Friday, May 21, 2010

All That Heaven Allows (Douglas Sirk, 1955)

Douglas Sirk is heralded as one of the slyest socially critical American directors of the fifties, though to be perfectly honest I find his targets in All That Heaven Allows to be obvious, easily compartmentalized concepts that feel only superficially representative of actual societal maladies. Rock Hudson's Ron Kirby stands as the handsome, earthy antithesis to materialism, in tune with nature and rock solid in his refusal to conform to society; his untainted ideology and handsome looks makes him some masculine ideal, less a character and more an archetypal savior.
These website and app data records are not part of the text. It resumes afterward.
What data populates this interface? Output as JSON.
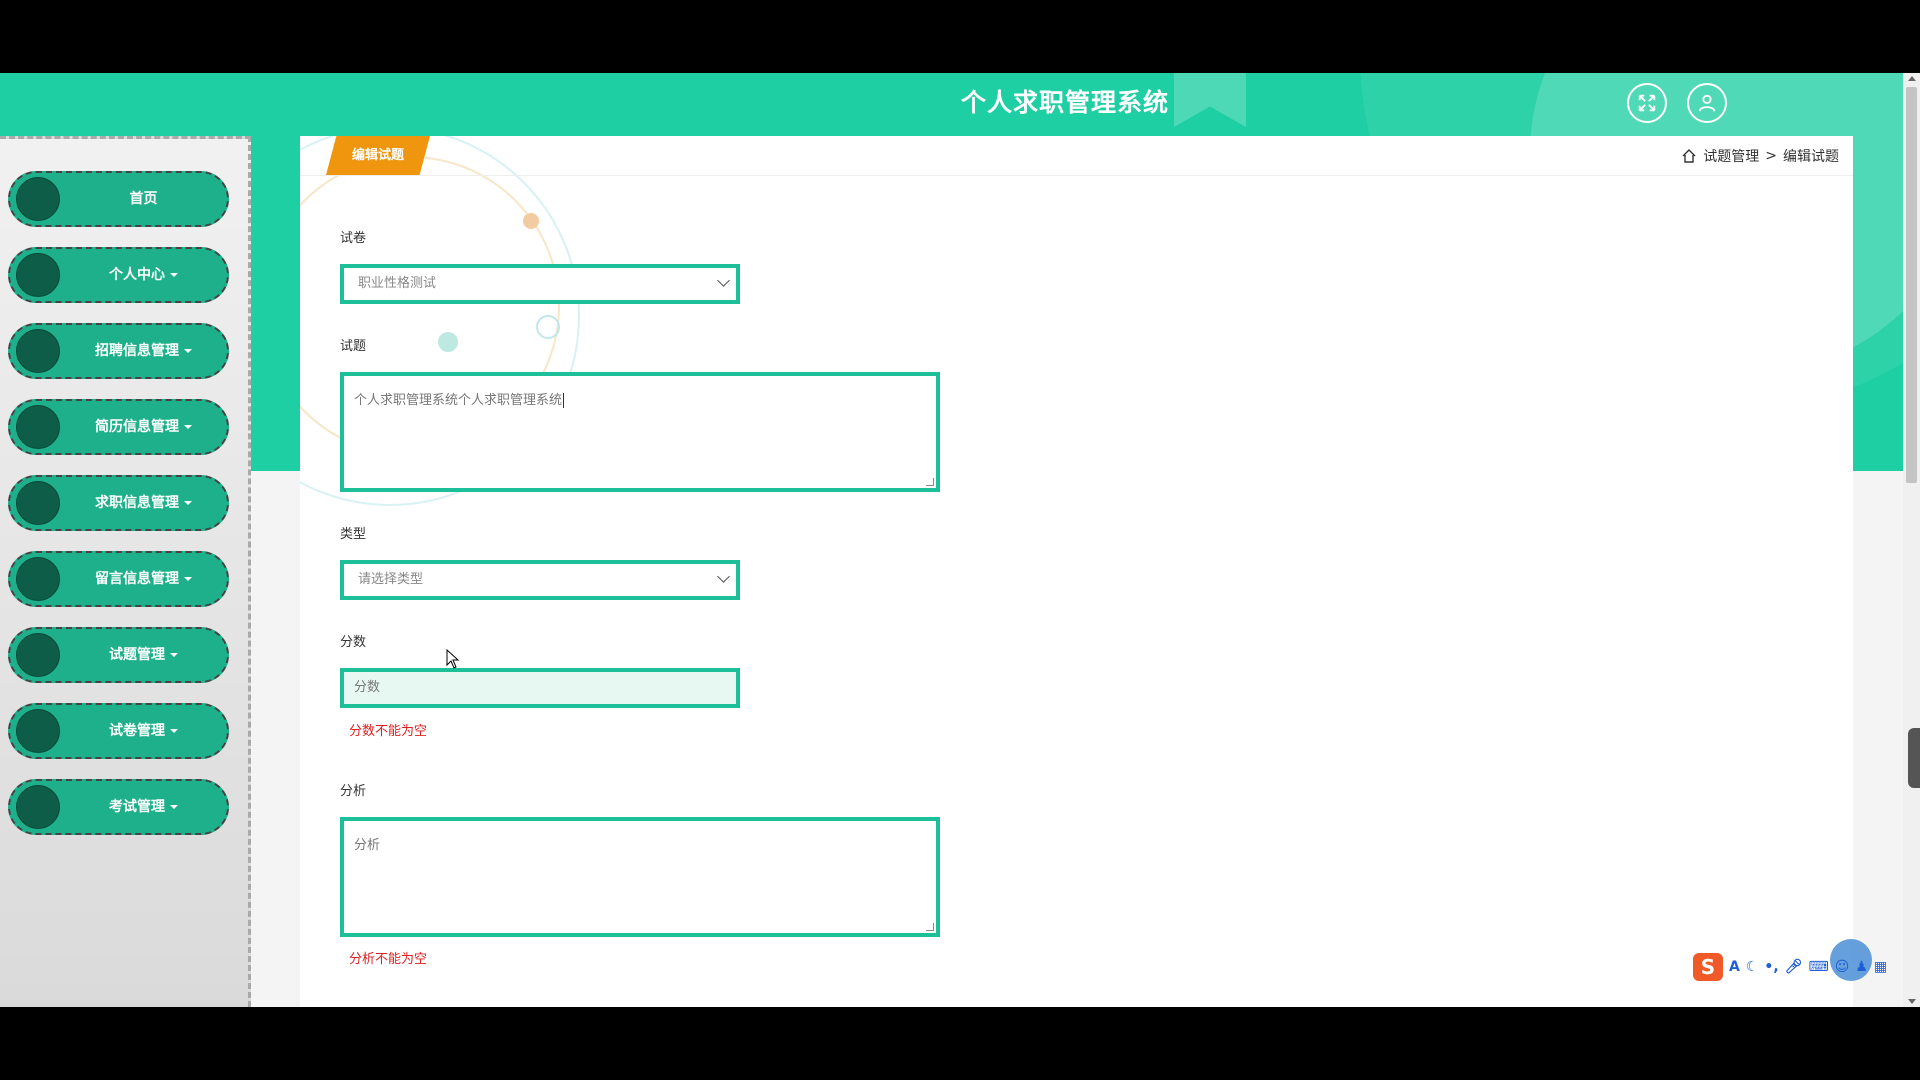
{
  "header": {
    "title": "个人求职管理系统"
  },
  "sidebar": {
    "items": [
      {
        "label": "首页",
        "has_caret": false
      },
      {
        "label": "个人中心",
        "has_caret": true
      },
      {
        "label": "招聘信息管理",
        "has_caret": true
      },
      {
        "label": "简历信息管理",
        "has_caret": true
      },
      {
        "label": "求职信息管理",
        "has_caret": true
      },
      {
        "label": "留言信息管理",
        "has_caret": true
      },
      {
        "label": "试题管理",
        "has_caret": true
      },
      {
        "label": "试卷管理",
        "has_caret": true
      },
      {
        "label": "考试管理",
        "has_caret": true
      }
    ]
  },
  "card": {
    "tab_label": "编辑试题",
    "breadcrumb": {
      "parent": "试题管理",
      "separator": ">",
      "current": "编辑试题"
    }
  },
  "form": {
    "paper": {
      "label": "试卷",
      "value": "职业性格测试"
    },
    "question": {
      "label": "试题",
      "value": "个人求职管理系统个人求职管理系统"
    },
    "type": {
      "label": "类型",
      "placeholder": "请选择类型"
    },
    "score": {
      "label": "分数",
      "placeholder": "分数",
      "error": "分数不能为空"
    },
    "analysis": {
      "label": "分析",
      "placeholder": "分析",
      "error": "分析不能为空"
    }
  },
  "ime": {
    "logo": "S",
    "mode": "A"
  },
  "colors": {
    "header_teal": "#1dcfa2",
    "nav_green": "#1db08a",
    "field_border": "#1dbf99",
    "tab_orange": "#f0960e",
    "error_red": "#dd2222"
  }
}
Jane Wyman stars as the disillusioned woman who falls in love with Kirby and who desires to break free from her social and domestic confinement but can’t quite summon the strength. Sirk launches attacks on class snobbishness and television sets and social prejudices with little subtlety or nuance (the daughter, espousing pop psychology and precociously toying with her glasses, is a blunt fifties construct that seems to trumpet to the viewer how socially relevant the film is). The structure of his love story, which reminded me of McCarey’s An Affair to Remember (possessing a remarkably similar ending), seems mechanical in its efforts to ensure a social statement at the expense of romantic passion. That said, Sirk works wonders with his visuals, telling his story in a static, Wyler-esque fashion that excels with framing devices and spatial expanses, but with an added flair for color, shifting between autumnal and wintry hues and using them to adeptly capture small-town America. Sirk seems to make his social criticisms as much through his color scheme as through his narrative, assigning cold greens to the club parties and textured reds and oranges to Kirby’s newly furnished mill. Nighttime juxtapositions between bright fluorescent orange and luminous blue moonlight achieve a romance almost over-suited to the story.

Thursday, May 13, 2010

Obsession (Brian De Palma, 1976)

Obsession is Brian De Palma’s tribute to Vertigo, possessing less of the cosmic delirium of its source but having its own distinct eeriness. The first half hour is a mishmash of many Hitchcockian elements, many of which are from other films, but this tributary pastiche only serves as a launch pad for a story with as many haunting symmetries and parallels as its predecessor. A striking scene: Sandra’s transfixion on the painting of Elizabeth seems to mirror Judy’s transfixion of the museum painting of her ‘past’ self before we learn that she is really gazing at her dead mother. All throughout the film De Palma conflates the assumptions we make about this film as a Hitchcock rip-off with the gradual emergence of its own exclusive themes so that Freudian maternal longing becomes interfused with a more ghostly obsession, and that's but one example. The ending to Vertigo might be the most ambiguous conclusion to any of Hitchcock’s films, ironic because the last shot of Obsession depicts a conventional embrace set to Herrman’s score at its most romantic, implicitly revealing that all of the deceit has bubbled to the surface—Michael now knows all that has transpired and is finally reunited with his daughter—and making it a Hollywood capper if there ever was one, before it spirals into a carousel of psychological terror, the themes of incest, childhood trauma, and obsession now more apparent than ever. The freeze-framed ‘The End’ is gnawingly perverse.